This means that despite the pleas of the A.T. Stewart Middle School Concerned Citizen's Group and a petition circulating to keep the school open, TISD intends to move forward with its plans to repurpose the campus if voters approve the $160.5 million bond proposal.
"We're going to have to get more efficient in Tyler ISD with our middle schools," Mooring said by phone Tuesday.
The TISD bond proposal includes six projects: the construction of a career and technical education center, the construction of three middle schools: Boulter, Moore and one in southwest Tyler, and the completion of renovations/additions at Rice and Dixie elementary schools.
Although Stewart is not included as a project in the bond proposal, it would be affected if the proposal passes.
The district plans to repurpose the campus to a high school of choice called the A.T. Stewart Academy of Excellence.
This academy would offer the district's existing PACE program, as well as accelerated and specialized coursework for students who want a nontraditional high school environment.
This transition is a part of the district's overall plan to reduce the number of middle schools from six to four, one in each quadrant of the city. These would be Boulter in the northwest, the new middle school in the southwest, Hubbard in the southeast and Moore in the northeast. Each one, once built new, would be designed for 1,000 to 1,200 students.
In addition to Stewart, Hogg and Dogan would be closed as middle schools and repurposed for other uses under the district's long-range plan, which was approved in 2012.
Mooring said Stewart lends itself to repurposing because of its location between the northwest and southwest quadrants of the school district. In addition, it's a newer campus, so it's cheaper and more feasible to renovate, Mooring said.
He said the district has to look at what it can do so it doesn't create a seventh middle school and add another $2 million to the budget. That amount is the approximate cost of operating a middle school annually, he said.
Racially, the new southwest Tyler middle school is expected to have a fairly diverse population with slightly more than one third of its students being African-American, slightly more than one third white and a quarter of the students Hispanic.

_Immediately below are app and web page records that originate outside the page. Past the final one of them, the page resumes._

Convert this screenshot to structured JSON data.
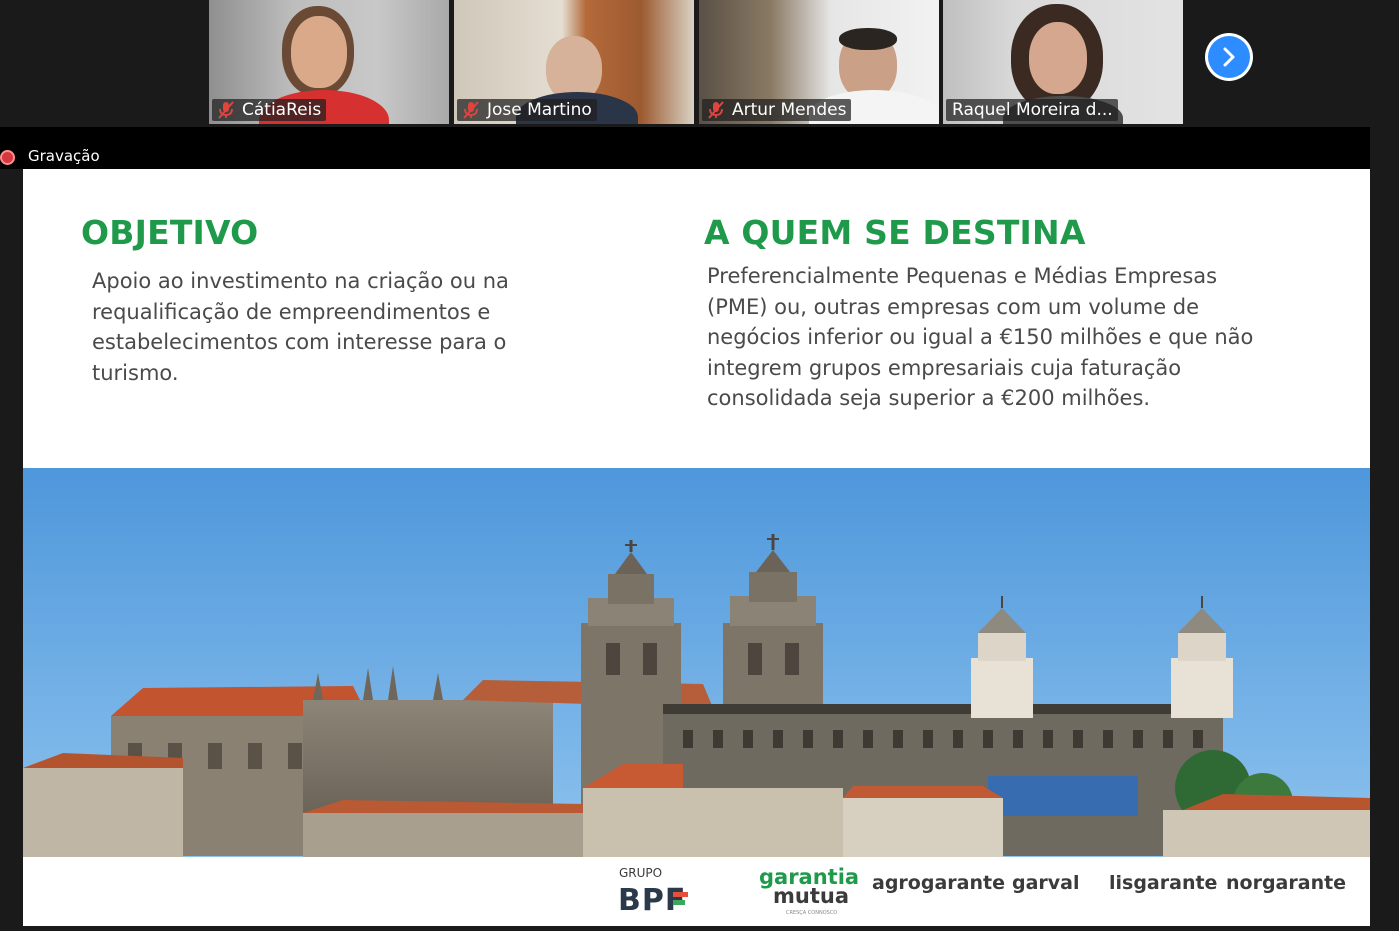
{
  "participants": [
    {
      "name": "CátiaReis",
      "muted": true
    },
    {
      "name": "Jose Martino",
      "muted": true
    },
    {
      "name": "Artur Mendes",
      "muted": true
    },
    {
      "name": "Raquel Moreira d...",
      "muted": false,
      "active_speaker": true
    }
  ],
  "recording": {
    "label": "Gravação"
  },
  "slide": {
    "left": {
      "heading": "OBJETIVO",
      "lines": [
        "Apoio ao investimento na criação ou na",
        "requalificação de empreendimentos e",
        "estabelecimentos com interesse para o",
        "turismo."
      ]
    },
    "right": {
      "heading": "A QUEM SE DESTINA",
      "lines": [
        "Preferencialmente Pequenas e Médias Empresas",
        "(PME) ou, outras empresas com um volume de",
        "negócios inferior ou igual a €150 milhões e que não",
        "integrem grupos empresariais cuja faturação",
        "consolidada seja superior a €200 milhões."
      ]
    },
    "logos": {
      "grupo": "GRUPO",
      "bpf": "BPF",
      "garantia_1": "garantia",
      "garantia_2": "mutua",
      "garantia_sub": "CRESÇA CONNOSCO",
      "agrogarante": "agrogarante",
      "garval": "garval",
      "lisgarante": "lisgarante",
      "norgarante": "norgarante"
    }
  },
  "colors": {
    "accent_green": "#1f9a4b",
    "body_text": "#4a4a4a",
    "active_border": "#8fd053",
    "next_button": "#2d8cff",
    "recording_red": "#d7373f"
  },
  "icons": [
    "muted-mic-icon",
    "chevron-right-icon",
    "recording-icon"
  ]
}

TISD as a whole was about 43 percent Hispanic, 30 percent black and 25 percent white last school year, according to information on the Texas Education Agency website.
Stewart was more than 48 percent African-American, about 41 percent Hispanic and almost 10 percent white last school year, according to the Texas Education Agency website. It also had about 445 students.
Mooring said if the bond does pass and the district moves forward with the proposed plans for Stewart, TISD officials would visit other school districts to see programs that are similar to what they are looking to start here.
He said he wants the Stewart community involved in the planning process and plans to contact one of the leaders to determine who will be involved. Mooring said he's met with Stewart community members about six times.
He said the A.T. Stewart Academy of Excellence might not look like the campuses at the other school districts, but using input from community members, district officials, and school board members, the district can design a campus that best suits Tyler's needs.
He said the decision still has to be made about the campus, but the school board and the administration have to look at what's best for the whole district.
"Input and listening doesn't always mean doing what one segment of the population wants you to do …" he said. "It means that you've considered all factors and all input from all parts of the community."
With three new board members coming to TISD this month, Mooring said discussions about the issue could take place next year, and the plans could go in a different direction but, "something would have to give (because) we can't afford to open another $2 million facility (in) operating (expenses)."
Donald Sanders, a former Tyler city councilman and part of the A.T. Stewart Middle School Concerned Citizen's Group, said Monday that even if the bond passes, the group still would press forward with its efforts to keep the school operating as a middle school.
"In regard to the high school of excellence they are talking about for A.T. Stewart Middle School, I say we need that," Sanders said Monday during a community meeting at Greater Shiloh Baptist Church.
But, he added, find another location for it.